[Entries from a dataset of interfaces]
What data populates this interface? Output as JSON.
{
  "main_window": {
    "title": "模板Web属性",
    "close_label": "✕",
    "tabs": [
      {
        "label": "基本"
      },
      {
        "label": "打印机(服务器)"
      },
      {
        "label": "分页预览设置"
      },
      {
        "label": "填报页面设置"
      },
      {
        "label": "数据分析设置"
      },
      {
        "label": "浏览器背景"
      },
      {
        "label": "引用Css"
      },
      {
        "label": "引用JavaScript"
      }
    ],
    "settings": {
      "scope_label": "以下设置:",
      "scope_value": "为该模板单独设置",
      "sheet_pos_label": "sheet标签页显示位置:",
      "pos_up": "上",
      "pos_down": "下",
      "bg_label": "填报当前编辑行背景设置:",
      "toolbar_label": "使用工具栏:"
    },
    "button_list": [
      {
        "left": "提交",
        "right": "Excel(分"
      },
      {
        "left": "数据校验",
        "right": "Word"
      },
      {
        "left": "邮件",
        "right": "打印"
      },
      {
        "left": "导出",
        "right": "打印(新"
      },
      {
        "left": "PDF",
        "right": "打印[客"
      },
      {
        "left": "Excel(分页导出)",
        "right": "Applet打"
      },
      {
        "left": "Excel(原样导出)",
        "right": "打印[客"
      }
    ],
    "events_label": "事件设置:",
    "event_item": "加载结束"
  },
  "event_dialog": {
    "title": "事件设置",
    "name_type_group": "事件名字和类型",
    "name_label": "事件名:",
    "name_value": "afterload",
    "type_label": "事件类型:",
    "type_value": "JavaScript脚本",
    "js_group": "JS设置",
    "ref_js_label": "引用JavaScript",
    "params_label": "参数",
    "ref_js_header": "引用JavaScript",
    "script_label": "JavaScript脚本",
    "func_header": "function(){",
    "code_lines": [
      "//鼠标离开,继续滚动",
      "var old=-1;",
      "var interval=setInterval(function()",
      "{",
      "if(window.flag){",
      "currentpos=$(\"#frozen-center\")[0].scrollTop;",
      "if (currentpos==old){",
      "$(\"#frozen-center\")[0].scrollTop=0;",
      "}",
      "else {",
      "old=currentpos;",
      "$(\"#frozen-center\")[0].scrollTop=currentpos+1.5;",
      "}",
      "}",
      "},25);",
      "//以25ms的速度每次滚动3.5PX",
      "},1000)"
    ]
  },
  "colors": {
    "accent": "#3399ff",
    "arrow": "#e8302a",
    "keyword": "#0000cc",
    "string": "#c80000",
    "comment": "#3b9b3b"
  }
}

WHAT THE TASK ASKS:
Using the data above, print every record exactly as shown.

EXERCISE OUTPUT:
What data populates this interface? Output as JSON.
{
  "main_window": {
    "title": "模板Web属性",
    "close_label": "✕",
    "tabs": [
      {
        "label": "基本"
      },
      {
        "label": "打印机(服务器)"
      },
      {
        "label": "分页预览设置"
      },
      {
        "label": "填报页面设置"
      },
      {
        "label": "数据分析设置"
      },
      {
        "label": "浏览器背景"
      },
      {
        "label": "引用Css"
      },
      {
        "label": "引用JavaScript"
      }
    ],
    "settings": {
      "scope_label": "以下设置:",
      "scope_value": "为该模板单独设置",
      "sheet_pos_label": "sheet标签页显示位置:",
      "pos_up": "上",
      "pos_down": "下",
      "bg_label": "填报当前编辑行背景设置:",
      "toolbar_label": "使用工具栏:"
    },
    "button_list": [
      {
        "left": "提交",
        "right": "Excel(分"
      },
      {
        "left": "数据校验",
        "right": "Word"
      },
      {
        "left": "邮件",
        "right": "打印"
      },
      {
        "left": "导出",
        "right": "打印(新"
      },
      {
        "left": "PDF",
        "right": "打印[客"
      },
      {
        "left": "Excel(分页导出)",
        "right": "Applet打"
      },
      {
        "left": "Excel(原样导出)",
        "right": "打印[客"
      }
    ],
    "events_label": "事件设置:",
    "event_item": "加载结束"
  },
  "event_dialog": {
    "title": "事件设置",
    "name_type_group": "事件名字和类型",
    "name_label": "事件名:",
    "name_value": "afterload",
    "type_label": "事件类型:",
    "type_value": "JavaScript脚本",
    "js_group": "JS设置",
    "ref_js_label": "引用JavaScript",
    "params_label": "参数",
    "ref_js_header": "引用JavaScript",
    "script_label": "JavaScript脚本",
    "func_header": "function(){",
    "code_lines": [
      "//鼠标离开,继续滚动",
      "var old=-1;",
      "var interval=setInterval(function()",
      "{",
      "if(window.flag){",
      "currentpos=$(\"#frozen-center\")[0].scrollTop;",
      "if (currentpos==old){",
      "$(\"#frozen-center\")[0].scrollTop=0;",
      "}",
      "else {",
      "old=currentpos;",
      "$(\"#frozen-center\")[0].scrollTop=currentpos+1.5;",
      "}",
      "}",
      "},25);",
      "//以25ms的速度每次滚动3.5PX",
      "},1000)"
    ]
  },
  "colors": {
    "accent": "#3399ff",
    "arrow": "#e8302a",
    "keyword": "#0000cc",
    "string": "#c80000",
    "comment": "#3b9b3b"
  }
}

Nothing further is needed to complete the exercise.